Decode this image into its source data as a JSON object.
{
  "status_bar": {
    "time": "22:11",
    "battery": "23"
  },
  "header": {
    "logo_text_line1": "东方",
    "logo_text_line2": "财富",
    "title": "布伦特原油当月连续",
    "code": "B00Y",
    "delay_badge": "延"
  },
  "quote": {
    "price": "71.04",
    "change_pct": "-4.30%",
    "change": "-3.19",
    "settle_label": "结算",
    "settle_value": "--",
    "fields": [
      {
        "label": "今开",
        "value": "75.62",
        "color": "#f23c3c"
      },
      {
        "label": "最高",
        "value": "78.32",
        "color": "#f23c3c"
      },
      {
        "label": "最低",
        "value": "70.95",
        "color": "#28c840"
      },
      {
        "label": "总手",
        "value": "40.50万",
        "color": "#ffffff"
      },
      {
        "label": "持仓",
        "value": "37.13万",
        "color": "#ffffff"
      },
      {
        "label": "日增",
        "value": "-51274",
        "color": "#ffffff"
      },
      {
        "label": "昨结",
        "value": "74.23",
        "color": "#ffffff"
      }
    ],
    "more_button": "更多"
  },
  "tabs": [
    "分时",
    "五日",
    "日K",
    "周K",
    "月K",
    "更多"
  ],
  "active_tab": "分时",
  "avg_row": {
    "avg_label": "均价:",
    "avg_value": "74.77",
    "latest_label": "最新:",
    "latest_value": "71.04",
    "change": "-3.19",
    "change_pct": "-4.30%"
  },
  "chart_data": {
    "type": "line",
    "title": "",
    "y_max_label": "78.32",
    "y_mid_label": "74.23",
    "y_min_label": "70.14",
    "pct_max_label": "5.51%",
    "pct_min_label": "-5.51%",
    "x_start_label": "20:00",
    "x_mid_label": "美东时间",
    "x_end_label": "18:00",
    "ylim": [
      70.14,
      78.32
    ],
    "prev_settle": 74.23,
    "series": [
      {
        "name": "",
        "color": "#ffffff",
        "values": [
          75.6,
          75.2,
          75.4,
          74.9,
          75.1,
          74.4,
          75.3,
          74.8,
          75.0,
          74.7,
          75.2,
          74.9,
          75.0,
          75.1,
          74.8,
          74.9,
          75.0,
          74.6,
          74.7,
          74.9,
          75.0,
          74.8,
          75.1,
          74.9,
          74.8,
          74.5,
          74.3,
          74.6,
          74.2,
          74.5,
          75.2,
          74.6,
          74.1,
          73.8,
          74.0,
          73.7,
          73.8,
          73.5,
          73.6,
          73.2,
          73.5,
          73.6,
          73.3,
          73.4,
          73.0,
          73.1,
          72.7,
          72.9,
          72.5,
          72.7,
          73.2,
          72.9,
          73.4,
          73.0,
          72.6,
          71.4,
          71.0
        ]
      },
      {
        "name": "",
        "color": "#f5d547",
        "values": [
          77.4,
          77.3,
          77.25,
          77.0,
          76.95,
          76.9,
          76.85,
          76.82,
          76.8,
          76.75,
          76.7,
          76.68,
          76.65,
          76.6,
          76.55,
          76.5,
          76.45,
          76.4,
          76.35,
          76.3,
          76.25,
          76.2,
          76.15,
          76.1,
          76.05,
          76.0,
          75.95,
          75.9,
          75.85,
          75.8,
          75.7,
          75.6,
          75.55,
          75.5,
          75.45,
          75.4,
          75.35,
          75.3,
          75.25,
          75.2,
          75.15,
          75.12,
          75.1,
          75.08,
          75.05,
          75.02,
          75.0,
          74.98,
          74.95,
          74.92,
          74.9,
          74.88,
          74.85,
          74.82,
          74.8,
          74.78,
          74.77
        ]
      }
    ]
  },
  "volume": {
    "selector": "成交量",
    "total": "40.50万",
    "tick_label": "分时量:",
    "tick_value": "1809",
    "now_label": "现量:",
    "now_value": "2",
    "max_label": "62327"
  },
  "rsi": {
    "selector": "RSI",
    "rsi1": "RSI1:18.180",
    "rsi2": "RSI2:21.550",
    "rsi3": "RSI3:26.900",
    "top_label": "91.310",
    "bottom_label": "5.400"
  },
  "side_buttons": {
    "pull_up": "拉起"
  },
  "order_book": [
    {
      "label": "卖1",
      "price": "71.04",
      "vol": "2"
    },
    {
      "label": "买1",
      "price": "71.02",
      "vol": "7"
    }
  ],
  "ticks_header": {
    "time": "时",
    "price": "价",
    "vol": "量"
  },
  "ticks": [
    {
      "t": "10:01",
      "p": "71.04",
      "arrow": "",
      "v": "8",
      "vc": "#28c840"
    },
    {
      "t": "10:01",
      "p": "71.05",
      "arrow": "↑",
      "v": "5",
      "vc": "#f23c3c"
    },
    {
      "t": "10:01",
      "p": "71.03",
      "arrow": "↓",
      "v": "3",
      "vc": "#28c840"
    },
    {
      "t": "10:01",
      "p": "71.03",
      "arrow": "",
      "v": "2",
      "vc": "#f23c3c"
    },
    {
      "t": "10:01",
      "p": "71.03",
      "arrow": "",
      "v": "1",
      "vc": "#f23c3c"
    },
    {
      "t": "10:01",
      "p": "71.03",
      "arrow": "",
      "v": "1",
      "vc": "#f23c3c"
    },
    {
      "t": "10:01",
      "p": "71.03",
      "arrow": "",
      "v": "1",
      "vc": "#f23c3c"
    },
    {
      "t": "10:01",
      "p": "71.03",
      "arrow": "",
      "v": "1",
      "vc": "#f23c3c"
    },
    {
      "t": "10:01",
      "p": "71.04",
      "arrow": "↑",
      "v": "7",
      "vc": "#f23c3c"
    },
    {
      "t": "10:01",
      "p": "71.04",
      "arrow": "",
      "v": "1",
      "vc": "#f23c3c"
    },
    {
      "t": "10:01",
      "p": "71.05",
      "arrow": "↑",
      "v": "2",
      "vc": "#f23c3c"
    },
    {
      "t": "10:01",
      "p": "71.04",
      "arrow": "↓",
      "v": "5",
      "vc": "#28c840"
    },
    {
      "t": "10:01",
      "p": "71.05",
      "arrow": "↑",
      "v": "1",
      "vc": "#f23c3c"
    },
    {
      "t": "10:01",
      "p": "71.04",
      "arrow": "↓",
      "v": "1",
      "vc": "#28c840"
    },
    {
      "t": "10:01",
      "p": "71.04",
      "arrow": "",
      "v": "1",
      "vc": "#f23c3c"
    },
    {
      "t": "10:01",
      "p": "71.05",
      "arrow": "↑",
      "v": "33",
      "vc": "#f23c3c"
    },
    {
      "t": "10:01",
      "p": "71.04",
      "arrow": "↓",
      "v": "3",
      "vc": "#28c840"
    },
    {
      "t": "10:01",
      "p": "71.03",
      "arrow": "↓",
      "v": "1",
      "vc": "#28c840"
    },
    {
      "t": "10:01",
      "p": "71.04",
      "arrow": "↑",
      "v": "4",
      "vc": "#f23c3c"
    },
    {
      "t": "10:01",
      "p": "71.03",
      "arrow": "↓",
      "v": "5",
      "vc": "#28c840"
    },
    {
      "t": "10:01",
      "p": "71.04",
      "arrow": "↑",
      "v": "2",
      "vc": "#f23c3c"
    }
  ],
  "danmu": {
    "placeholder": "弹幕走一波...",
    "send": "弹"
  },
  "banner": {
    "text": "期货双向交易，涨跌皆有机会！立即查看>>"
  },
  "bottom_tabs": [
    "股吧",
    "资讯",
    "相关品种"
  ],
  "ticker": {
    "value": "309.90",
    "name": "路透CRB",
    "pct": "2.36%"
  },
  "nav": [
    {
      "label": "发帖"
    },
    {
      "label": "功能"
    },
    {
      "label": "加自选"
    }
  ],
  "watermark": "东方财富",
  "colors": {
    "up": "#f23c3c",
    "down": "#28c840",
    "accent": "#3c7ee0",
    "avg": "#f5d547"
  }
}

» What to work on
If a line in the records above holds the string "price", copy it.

» Task solution
    "price": "71.04",
      "price": "71.04",
      "price": "71.02",
    "price": "价",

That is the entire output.